(Larus heermanni)


Picture of bird
© Mike Baird - License
For additional photos and vocalizations, visit Dendroica. (Link opens in a new window.)

The entire world’s population of Heermann’s Gull breeds on just a few islands in the Gulf of California, Mexico, though there have been breeding attempts in southern California. After the breeding season, many of these birds undertake a unique "reverse" migration, heading northward up the coast of North America, as opposed to the usual southward direction of most North American migratory bird species. Most of the overwintering population occurs along the Pacific coast from Oregon to Guatemala, however a small number reach the species’ northernmost range limit in southwestern British Columbia. Heermann’s Gull is not sufficiently monitored by any survey in Canada to reliably determine changes in this small population’s status relative to 1970, but Christmas Bird Count data from the United States and other observations suggest a large increase in the continental population. It is likely that <1% of the world’s population over-winter in Canada, thus Canada’s conservation responsibility for this species is considered to be very low. This species has been identified as a priority for conservation and/or stewardship in one or more Bird Conservation Region Strategies in Canada.

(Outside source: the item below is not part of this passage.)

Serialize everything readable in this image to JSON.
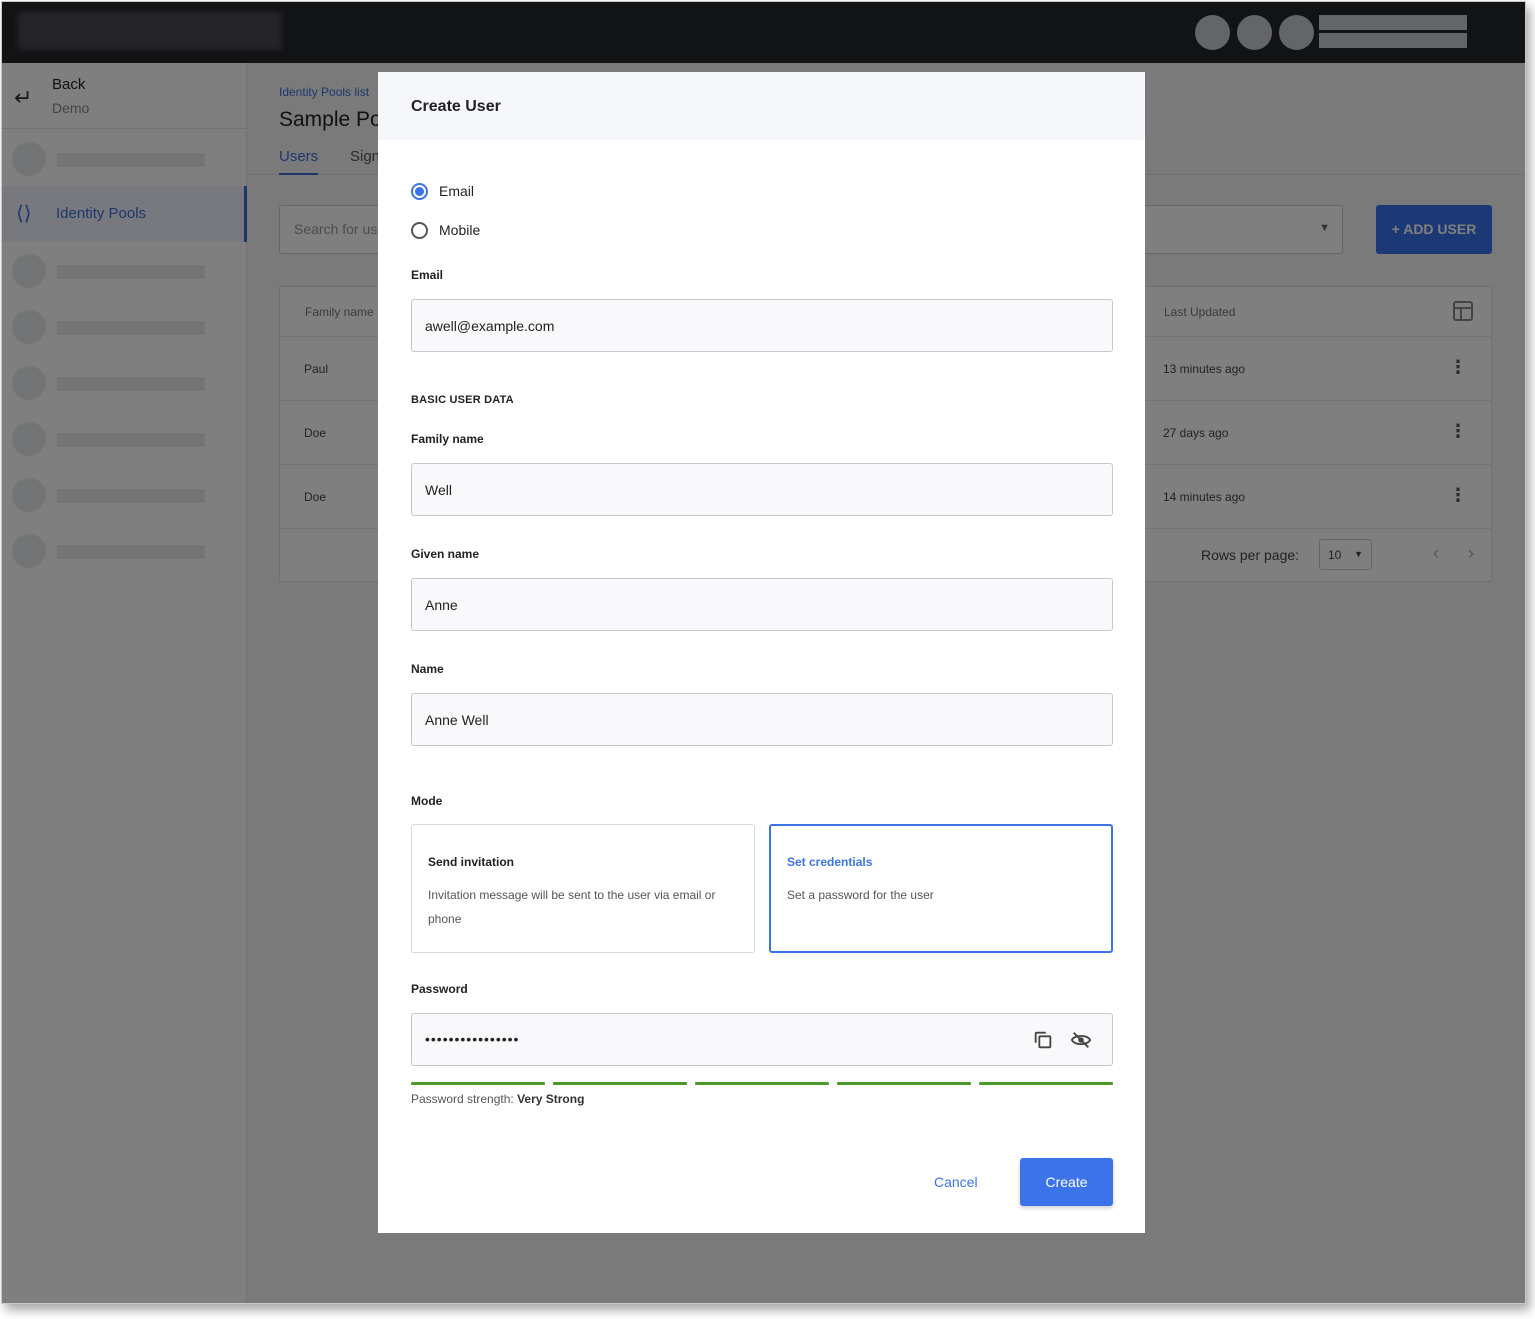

Main designations for the species
DesignationStatusDateSubspecies, population
IUCN (Global)Near threatened2018 
Partners in Flight (North America)Watch list - yellow R2017 
Wild Species (Canada)Unrankable2015 
State of North America’s BirdsWatch list2016 
Bird Conservation Region StrategyPriority Species2013 

Population status

Geographic area or populationPopulation change relative to ~1970ReliabilityStatus in relation to goal
CanadaData DeficientData DeficientData Deficient

Population estimate

Geographic area or populationPopulation estimate
CanadaNot yet available

Distribution maps


Migration strategy, occurrence

Seasonal visitor

Responsibility for conservation

Geographic areaResponsibility based on % of global population
CanadaVery Low

Conservation and management

The restricted breeding range of the Heermann’s Gull in Mexico make them especially vulnerable to human and natural disturbances. Reproductive success is influenced by food availability (particularly potential competition with commercial sardine fisheries), non-native mammalian predators (black rats), and human disturbance (Velarde 1999). The large nesting colony on Isla Raza, holding over 90% of the world’s population, was designated a seabird sanctuary in 1964. This designation effectively discontinued historical egg harvests that had accounted for the removal of up to 50,000 eggs annually, and the presence of wardens and biologists likely acts to discourage other forms of human disturbance (Islam 2002). Increasing sea surface temperatures may impact the population if rates of sea surface anomalies continue to increase (Velarde and Ezcurra 2018). The colony has experienced almost complete reproductive failure in five of the past eight years; this has been attributed to overfishing and changes in the environment, which also affect food availability (BirdLife International 2018c).


Bird conservation region strategies

Environment and Climate Change Canada and partners have developed Bird Conservation Region Strategies in each of Canada’s Bird Conservation Regions (BCRs). In these strategies, selected species are identified as priorities for one or more of the following reasons:

  • conservation concerns (i.e., species vulnerable due to population size, distribution, population trend, abundance, or threats)
  • stewardship responsibilities (i.e., species that typify the regional avifauna or have a large proportion of their range or population in the sub-region)
  • management concerns (i.e., species that require ongoing management because of their socio-economic importance as game species, or because of their impacts on other species or habitats)
  • other concerns (i.e., species deemed a priority by regional experts for other reasons than those listed above or because they are listed as species at risk or concern at the provincial level)

Select any of the sub-regions below to view the BCR strategy for additional details.

BCRs, marine biogeographic units, and sub-regions in which the species is listed as a priority
RegionSub-region and priority type
Northern Pacific RainforestNorthern Pacific Rainforest, sub-region and priority type: Pacific and Yukon -- Stewardship